Your Michigan Delegation to the American Medical Association, led by Chair James D. Grant, MD, MBA, recently concluded another successful AMA Interim meeting in Orlando.
Of the 11 Michigan resolutions submitted, 10 were adopted or adopted as amended. Once again, Michigan's resolutions, which garnered widespread support, dealt with a number of timely issues including those that impact the ability to practice medicine and patient and public safety. Highlights include:
- Continued advocacy for the AMA to increase its efforts to ensure that Maintenance of Certification does not become a mandatory requirement for insurance panel participation, state licensure, or privileging.
- Encouraging the AMA to work with stakeholders to explore alternative evidence-based methods of determining ongoing clinical competency.
- Calling upon the AMA to formally endorse the recommendations contained within the publication, "Firearm-Related Injury and Death in the United States: A Call to Action From 8 Health Professional Organizations and the American Bar Association."
- Encouraging the Centers for Medicare and Medicaid Services to develop payment mechanisms that optimize patient access to and utilization of appropriate hospice and palliative care.
- Addressing the health and environmental consequences of using pavement sealcoats that contain polycyclic aromatic hydrocarbons (PAH), by banning the use of such materials that contain more than minimal PAH.
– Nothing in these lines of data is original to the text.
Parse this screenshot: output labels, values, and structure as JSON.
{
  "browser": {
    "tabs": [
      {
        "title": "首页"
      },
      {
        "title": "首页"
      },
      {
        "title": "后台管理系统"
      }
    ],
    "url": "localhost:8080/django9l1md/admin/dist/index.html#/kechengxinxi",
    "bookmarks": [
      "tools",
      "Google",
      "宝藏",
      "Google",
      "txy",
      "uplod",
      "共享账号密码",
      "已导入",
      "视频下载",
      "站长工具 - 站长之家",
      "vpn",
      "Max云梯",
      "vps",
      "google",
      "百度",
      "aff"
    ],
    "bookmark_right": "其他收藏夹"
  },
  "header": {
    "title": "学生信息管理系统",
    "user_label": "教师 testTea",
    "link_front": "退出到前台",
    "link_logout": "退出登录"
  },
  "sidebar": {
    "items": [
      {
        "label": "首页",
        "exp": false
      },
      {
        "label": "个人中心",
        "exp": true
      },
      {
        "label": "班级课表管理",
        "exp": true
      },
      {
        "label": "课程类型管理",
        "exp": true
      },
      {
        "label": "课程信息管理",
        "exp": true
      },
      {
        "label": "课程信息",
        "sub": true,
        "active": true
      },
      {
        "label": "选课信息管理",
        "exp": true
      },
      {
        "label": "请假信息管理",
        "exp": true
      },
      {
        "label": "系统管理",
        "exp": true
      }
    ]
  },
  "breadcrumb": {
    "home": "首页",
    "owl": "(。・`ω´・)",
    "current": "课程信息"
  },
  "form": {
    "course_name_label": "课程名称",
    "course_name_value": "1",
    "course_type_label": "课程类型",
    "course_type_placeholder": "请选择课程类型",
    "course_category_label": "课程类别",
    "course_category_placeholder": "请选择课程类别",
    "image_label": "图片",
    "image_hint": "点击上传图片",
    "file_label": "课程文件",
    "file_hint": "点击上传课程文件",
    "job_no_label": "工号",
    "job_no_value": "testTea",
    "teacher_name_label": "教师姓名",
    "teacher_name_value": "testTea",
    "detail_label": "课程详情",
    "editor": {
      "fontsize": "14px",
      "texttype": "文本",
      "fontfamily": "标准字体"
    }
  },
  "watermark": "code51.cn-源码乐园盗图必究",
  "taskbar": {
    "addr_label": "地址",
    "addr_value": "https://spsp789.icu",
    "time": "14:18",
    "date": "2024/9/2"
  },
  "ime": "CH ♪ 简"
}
"Members of the Michigan Delegation worked hard to support these resolutions," Doctor Grant said. "I'm proud of their dedication and efforts at the Interim meeting."
Not surprisingly, the AMA Interim meeting was abuzz with speculation on the potential impact of the recent US elections on health care and the Affordable Care Act. As a result, policy was adopted directing the AMA to actively engage with the new Administration and Congress, collaborate with state and specialty medical societies, and craft a strong statement reaffirming its commitment to health care reform that improves access to care for all patients.
In light of this action, AMA President Andrew W. Gurman, MD, released a public statement which included the following remarks:
"Using a comprehensive policy framework that has been refined over the past two decades, the AMA will actively engage the incoming Trump Administration and Congress in discussions on the future direction of health care. The AMA remains committed to improving health insurance coverage so that patients receive timely, high quality care, preventive services, medications and other necessary treatments."
"A core principle is that any new reform proposal should not cause individuals currently covered to become uninsured. We will also advance recommendations to support the delivery of high quality patient care. Policymakers have a notable opportunity to also reduce excessive regulatory burdens that diminish physicians' time devoted to patient care and increase costs."
"Health care reform is a journey involving many complex issues and challenges, and the AMA is committed to working with federal and state policymakers to advance reforms to improve the health of the nation."
The policy framework referenced in Dr Gurman's statement can be accessed at https://www.ama-assn.org/sites/default/files/media-browser/public/washington/ama-vision-on-health-reform.pdf.
To view the Top 10 Stories for the AMA's Interim Meeting, visit https://wire.ama-assn.org/ama-news/top-10-stories-ama-s-interim-meeting.